I talked about the stories I’ve heard from the parents of my immigrant students.  How they walked, swam, ran, cried, and fought their way to the United States to only better their lives and the lives of their children.  I told them of my deep compassion for those who would make that choice to leave their life behind, with only hope for something better.  This includes the Venezuelans. 
Silence.  And then….
You know that Venezuelan Restaurant that we go to for those yummy arepas?  We had never been there before because we didn’t know anything about food from their country.  Then you showed us.  And now, we have met the people who own the restaurant, and they are from Venezuela, and they are good, hard-working people.  So now we go back to that restaurant because we want to support them…
…And, before you came, we were really nervous about agreeing to let you live with us. 
Because all Gringos are more sophisticated.  You live in big, fancy houses.  We always hear that your country is better.  Your schools are better.  Your lives are richer.  We wondered if you wouldn’t be able to live at our standard?  We worried you wouldn’t be able to eat our food.  It’s true, we see other Gringos around town, but as we said before, Gringos move to Ecuador to keep to themselves.  They don’t integrate or try to learn much about us.  
But now, they continued, after getting to know you, and your sister and nephew, we realize we were wrong about people from the United States.  You’re different than we thought. 
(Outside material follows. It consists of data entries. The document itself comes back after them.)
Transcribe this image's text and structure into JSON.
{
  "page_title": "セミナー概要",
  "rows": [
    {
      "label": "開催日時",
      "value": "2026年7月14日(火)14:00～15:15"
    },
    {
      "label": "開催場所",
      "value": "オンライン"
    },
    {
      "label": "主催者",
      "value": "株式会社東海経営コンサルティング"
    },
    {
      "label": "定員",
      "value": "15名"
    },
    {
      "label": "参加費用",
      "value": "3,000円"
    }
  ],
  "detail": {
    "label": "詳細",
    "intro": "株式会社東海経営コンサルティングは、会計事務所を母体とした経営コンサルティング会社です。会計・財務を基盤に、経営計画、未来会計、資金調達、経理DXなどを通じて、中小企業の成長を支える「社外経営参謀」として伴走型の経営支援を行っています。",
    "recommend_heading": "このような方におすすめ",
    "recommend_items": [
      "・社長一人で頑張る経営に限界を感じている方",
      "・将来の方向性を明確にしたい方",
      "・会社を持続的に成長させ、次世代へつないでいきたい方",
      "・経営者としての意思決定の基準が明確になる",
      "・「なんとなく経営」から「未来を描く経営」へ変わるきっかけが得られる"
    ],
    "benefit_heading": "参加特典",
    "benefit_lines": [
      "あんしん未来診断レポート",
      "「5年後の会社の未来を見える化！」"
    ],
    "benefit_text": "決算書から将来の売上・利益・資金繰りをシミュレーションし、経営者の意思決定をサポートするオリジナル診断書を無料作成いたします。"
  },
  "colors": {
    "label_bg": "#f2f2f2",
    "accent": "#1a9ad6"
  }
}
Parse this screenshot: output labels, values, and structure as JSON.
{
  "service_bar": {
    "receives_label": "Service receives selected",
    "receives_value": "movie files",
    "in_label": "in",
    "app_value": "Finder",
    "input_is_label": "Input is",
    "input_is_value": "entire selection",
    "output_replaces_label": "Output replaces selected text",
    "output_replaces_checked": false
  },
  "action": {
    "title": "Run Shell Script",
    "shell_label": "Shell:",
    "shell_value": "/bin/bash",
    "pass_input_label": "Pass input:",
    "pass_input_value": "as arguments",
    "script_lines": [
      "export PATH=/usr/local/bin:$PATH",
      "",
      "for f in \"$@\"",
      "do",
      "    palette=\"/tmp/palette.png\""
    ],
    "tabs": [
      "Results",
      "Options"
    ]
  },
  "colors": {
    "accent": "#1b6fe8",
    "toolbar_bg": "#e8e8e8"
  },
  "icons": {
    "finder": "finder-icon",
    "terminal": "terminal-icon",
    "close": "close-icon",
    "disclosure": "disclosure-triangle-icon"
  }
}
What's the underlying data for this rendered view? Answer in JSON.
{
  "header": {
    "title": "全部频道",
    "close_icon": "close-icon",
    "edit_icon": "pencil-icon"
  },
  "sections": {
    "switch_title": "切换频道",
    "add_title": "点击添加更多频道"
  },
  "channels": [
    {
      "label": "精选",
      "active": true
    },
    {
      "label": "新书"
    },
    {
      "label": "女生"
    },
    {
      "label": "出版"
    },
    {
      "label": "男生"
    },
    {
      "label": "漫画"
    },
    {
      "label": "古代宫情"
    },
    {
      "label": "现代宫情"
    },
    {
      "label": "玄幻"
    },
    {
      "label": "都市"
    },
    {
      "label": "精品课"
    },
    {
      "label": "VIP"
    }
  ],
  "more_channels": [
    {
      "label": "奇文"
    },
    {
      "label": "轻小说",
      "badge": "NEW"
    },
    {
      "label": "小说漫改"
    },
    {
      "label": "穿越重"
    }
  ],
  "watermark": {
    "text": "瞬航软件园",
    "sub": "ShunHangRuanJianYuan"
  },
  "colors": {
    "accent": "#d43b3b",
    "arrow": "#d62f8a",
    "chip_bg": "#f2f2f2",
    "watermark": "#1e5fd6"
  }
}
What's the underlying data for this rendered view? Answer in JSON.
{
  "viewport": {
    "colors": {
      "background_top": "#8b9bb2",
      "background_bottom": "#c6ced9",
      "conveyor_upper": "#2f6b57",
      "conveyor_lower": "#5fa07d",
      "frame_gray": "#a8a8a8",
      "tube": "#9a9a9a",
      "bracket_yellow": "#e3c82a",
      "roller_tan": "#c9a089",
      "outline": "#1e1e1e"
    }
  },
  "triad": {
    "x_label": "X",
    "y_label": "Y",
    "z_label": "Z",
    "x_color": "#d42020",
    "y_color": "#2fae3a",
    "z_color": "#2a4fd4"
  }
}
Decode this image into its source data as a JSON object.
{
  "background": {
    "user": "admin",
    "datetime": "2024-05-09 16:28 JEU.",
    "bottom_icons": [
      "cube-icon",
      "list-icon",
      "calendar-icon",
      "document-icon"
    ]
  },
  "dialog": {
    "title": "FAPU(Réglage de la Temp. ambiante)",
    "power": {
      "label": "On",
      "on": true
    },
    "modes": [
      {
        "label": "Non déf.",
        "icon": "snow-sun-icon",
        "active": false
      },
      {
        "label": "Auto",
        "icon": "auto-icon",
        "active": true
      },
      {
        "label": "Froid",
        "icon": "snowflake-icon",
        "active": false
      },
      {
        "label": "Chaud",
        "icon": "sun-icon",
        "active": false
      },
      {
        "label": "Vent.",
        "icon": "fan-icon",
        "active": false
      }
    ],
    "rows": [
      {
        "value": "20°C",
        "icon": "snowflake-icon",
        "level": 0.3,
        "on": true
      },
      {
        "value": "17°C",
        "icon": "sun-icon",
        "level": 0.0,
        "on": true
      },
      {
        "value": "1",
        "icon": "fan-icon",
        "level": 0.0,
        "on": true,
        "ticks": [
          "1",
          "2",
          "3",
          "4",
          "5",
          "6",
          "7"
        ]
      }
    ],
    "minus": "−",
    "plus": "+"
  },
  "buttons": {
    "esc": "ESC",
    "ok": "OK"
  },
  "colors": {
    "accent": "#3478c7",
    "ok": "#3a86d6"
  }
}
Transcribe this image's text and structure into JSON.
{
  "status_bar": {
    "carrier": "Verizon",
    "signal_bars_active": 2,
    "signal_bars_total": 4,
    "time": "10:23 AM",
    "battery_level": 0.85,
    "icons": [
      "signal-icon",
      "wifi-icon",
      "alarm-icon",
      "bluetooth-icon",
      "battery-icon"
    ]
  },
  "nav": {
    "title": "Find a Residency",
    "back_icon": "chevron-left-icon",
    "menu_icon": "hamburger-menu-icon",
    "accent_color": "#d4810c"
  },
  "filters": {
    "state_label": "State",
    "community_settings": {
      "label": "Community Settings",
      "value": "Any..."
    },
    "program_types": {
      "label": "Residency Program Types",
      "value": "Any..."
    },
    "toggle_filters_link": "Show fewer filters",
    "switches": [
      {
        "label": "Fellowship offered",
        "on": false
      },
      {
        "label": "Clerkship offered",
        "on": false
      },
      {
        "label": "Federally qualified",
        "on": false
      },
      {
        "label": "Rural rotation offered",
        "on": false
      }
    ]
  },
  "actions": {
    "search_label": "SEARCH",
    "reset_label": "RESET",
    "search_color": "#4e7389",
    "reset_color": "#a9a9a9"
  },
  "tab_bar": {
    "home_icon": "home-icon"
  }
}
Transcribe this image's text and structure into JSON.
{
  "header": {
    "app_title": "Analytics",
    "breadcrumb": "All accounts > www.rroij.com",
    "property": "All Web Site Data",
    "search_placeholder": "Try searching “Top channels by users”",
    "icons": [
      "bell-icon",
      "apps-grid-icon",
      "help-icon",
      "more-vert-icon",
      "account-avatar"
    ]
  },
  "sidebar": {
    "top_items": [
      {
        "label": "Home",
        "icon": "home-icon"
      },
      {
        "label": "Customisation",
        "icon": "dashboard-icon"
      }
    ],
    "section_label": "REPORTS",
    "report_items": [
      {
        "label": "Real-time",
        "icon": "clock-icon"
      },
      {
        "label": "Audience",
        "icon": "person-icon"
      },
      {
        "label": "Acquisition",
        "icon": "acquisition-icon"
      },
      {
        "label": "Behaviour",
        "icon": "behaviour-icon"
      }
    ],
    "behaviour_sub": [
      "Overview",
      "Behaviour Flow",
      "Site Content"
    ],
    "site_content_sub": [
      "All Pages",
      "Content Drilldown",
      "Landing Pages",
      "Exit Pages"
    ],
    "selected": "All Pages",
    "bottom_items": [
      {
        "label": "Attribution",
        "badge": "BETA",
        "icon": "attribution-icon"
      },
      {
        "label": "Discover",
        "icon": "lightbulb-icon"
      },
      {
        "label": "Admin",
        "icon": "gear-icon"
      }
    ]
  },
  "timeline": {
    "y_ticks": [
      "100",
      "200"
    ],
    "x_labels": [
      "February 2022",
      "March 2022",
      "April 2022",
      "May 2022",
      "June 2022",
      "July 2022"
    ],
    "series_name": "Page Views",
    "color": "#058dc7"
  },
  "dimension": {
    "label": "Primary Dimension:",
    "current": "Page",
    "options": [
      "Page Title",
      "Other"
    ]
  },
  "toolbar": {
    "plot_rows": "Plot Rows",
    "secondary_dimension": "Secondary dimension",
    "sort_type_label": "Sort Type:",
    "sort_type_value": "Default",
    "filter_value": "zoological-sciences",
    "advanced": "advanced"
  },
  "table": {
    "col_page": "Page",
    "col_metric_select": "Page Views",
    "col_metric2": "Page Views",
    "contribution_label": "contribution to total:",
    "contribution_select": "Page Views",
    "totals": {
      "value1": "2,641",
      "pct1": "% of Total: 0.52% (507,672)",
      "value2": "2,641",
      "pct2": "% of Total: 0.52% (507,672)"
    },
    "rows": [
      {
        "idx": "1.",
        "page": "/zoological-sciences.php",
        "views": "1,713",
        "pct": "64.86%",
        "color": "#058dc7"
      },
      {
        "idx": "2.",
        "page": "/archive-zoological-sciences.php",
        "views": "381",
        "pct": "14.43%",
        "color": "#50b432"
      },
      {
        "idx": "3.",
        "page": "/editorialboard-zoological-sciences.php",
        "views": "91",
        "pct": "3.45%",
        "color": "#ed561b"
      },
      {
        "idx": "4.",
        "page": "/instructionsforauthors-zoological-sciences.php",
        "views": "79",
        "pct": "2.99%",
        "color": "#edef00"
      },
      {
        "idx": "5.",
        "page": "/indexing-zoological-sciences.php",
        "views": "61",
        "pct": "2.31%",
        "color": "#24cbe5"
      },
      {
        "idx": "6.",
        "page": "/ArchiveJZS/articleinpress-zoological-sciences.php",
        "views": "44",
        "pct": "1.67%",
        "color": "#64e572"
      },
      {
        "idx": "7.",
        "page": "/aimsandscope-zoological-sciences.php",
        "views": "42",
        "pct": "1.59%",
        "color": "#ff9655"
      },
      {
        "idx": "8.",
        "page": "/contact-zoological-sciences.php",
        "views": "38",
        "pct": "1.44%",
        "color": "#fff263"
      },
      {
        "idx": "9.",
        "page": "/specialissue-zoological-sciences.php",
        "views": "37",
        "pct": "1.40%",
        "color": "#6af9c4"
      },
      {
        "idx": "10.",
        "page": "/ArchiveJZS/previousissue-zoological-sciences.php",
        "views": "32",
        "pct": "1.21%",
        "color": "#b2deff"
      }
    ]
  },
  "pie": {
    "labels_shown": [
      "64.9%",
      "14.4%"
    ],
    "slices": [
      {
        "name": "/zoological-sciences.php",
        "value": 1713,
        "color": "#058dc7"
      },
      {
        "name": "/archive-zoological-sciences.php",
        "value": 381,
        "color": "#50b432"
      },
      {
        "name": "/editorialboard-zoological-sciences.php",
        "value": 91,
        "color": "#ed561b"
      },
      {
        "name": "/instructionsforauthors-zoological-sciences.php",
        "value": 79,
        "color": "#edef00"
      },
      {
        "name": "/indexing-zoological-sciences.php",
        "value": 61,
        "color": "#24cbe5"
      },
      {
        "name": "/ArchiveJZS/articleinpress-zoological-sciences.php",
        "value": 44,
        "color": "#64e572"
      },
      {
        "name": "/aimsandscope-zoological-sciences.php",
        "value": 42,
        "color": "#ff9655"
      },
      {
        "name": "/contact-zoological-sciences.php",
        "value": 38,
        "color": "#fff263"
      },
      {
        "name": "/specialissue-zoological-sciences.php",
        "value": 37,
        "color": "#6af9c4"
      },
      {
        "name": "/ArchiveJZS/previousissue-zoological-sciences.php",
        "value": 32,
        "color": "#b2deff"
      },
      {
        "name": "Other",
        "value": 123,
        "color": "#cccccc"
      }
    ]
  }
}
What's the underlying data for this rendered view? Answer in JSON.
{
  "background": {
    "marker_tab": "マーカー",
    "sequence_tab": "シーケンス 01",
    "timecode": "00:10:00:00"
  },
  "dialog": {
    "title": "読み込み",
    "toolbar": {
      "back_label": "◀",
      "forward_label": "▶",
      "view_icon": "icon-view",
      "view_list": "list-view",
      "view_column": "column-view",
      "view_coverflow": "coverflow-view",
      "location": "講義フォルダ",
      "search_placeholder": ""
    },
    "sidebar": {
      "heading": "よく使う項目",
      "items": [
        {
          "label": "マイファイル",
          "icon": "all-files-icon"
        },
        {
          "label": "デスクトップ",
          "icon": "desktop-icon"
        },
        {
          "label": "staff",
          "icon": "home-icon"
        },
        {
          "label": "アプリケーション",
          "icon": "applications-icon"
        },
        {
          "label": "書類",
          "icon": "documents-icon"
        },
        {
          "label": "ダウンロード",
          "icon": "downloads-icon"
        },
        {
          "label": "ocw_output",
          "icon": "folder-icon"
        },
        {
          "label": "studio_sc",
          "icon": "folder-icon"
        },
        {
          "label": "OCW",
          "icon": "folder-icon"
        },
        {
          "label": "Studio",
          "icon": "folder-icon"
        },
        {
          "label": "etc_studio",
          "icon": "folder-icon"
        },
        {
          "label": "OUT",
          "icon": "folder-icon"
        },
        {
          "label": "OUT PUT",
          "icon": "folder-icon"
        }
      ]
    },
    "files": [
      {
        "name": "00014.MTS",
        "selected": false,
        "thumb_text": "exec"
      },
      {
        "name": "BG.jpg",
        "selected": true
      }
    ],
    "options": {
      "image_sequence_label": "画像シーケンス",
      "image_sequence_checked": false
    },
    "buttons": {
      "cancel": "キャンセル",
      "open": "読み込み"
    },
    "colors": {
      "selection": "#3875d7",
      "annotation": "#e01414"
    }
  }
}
You’re just like us.
Open your heart.
I think that’s the purpose of Peace Corps.